Material for this exercise

>>>

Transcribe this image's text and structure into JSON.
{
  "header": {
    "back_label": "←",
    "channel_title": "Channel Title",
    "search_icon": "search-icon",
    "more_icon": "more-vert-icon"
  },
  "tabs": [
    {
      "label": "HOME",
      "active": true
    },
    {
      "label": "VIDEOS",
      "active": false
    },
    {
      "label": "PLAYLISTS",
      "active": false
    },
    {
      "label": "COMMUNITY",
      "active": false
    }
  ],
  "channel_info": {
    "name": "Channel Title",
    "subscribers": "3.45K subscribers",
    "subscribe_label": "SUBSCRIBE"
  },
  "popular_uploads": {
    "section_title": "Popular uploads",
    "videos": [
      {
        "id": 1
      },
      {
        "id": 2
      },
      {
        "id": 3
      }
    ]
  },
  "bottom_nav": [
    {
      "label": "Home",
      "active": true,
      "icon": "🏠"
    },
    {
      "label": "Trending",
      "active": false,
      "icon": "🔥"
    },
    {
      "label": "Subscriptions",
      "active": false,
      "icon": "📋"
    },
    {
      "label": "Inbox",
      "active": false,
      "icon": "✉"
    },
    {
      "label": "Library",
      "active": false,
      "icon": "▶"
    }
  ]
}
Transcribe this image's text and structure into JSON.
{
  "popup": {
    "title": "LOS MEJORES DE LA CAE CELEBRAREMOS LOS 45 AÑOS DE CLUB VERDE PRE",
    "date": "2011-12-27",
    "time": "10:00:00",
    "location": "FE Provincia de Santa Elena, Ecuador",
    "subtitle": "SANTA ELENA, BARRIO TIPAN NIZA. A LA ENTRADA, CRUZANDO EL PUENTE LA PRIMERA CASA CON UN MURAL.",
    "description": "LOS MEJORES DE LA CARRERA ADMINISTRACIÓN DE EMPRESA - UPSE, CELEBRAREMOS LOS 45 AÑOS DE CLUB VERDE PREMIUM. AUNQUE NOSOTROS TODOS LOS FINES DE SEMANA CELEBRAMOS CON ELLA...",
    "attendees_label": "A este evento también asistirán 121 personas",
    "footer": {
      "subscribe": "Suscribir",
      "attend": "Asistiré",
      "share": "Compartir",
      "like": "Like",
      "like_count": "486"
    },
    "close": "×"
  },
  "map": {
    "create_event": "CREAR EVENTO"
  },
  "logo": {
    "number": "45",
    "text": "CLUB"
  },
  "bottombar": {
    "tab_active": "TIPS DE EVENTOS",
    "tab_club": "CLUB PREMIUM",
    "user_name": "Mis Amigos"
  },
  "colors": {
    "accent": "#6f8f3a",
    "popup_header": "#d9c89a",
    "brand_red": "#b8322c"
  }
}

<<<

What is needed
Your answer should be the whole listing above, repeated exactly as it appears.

Result of the task
Transcribe this image's text and structure into JSON.
{
  "header": {
    "back_label": "←",
    "channel_title": "Channel Title",
    "search_icon": "search-icon",
    "more_icon": "more-vert-icon"
  },
  "tabs": [
    {
      "label": "HOME",
      "active": true
    },
    {
      "label": "VIDEOS",
      "active": false
    },
    {
      "label": "PLAYLISTS",
      "active": false
    },
    {
      "label": "COMMUNITY",
      "active": false
    }
  ],
  "channel_info": {
    "name": "Channel Title",
    "subscribers": "3.45K subscribers",
    "subscribe_label": "SUBSCRIBE"
  },
  "popular_uploads": {
    "section_title": "Popular uploads",
    "videos": [
      {
        "id": 1
      },
      {
        "id": 2
      },
      {
        "id": 3
      }
    ]
  },
  "bottom_nav": [
    {
      "label": "Home",
      "active": true,
      "icon": "🏠"
    },
    {
      "label": "Trending",
      "active": false,
      "icon": "🔥"
    },
    {
      "label": "Subscriptions",
      "active": false,
      "icon": "📋"
    },
    {
      "label": "Inbox",
      "active": false,
      "icon": "✉"
    },
    {
      "label": "Library",
      "active": false,
      "icon": "▶"
    }
  ]
}
Transcribe this image's text and structure into JSON.
{
  "popup": {
    "title": "LOS MEJORES DE LA CAE CELEBRAREMOS LOS 45 AÑOS DE CLUB VERDE PRE",
    "date": "2011-12-27",
    "time": "10:00:00",
    "location": "FE Provincia de Santa Elena, Ecuador",
    "subtitle": "SANTA ELENA, BARRIO TIPAN NIZA. A LA ENTRADA, CRUZANDO EL PUENTE LA PRIMERA CASA CON UN MURAL.",
    "description": "LOS MEJORES DE LA CARRERA ADMINISTRACIÓN DE EMPRESA - UPSE, CELEBRAREMOS LOS 45 AÑOS DE CLUB VERDE PREMIUM. AUNQUE NOSOTROS TODOS LOS FINES DE SEMANA CELEBRAMOS CON ELLA...",
    "attendees_label": "A este evento también asistirán 121 personas",
    "footer": {
      "subscribe": "Suscribir",
      "attend": "Asistiré",
      "share": "Compartir",
      "like": "Like",
      "like_count": "486"
    },
    "close": "×"
  },
  "map": {
    "create_event": "CREAR EVENTO"
  },
  "logo": {
    "number": "45",
    "text": "CLUB"
  },
  "bottombar": {
    "tab_active": "TIPS DE EVENTOS",
    "tab_club": "CLUB PREMIUM",
    "user_name": "Mis Amigos"
  },
  "colors": {
    "accent": "#6f8f3a",
    "popup_header": "#d9c89a",
    "brand_red": "#b8322c"
  }
}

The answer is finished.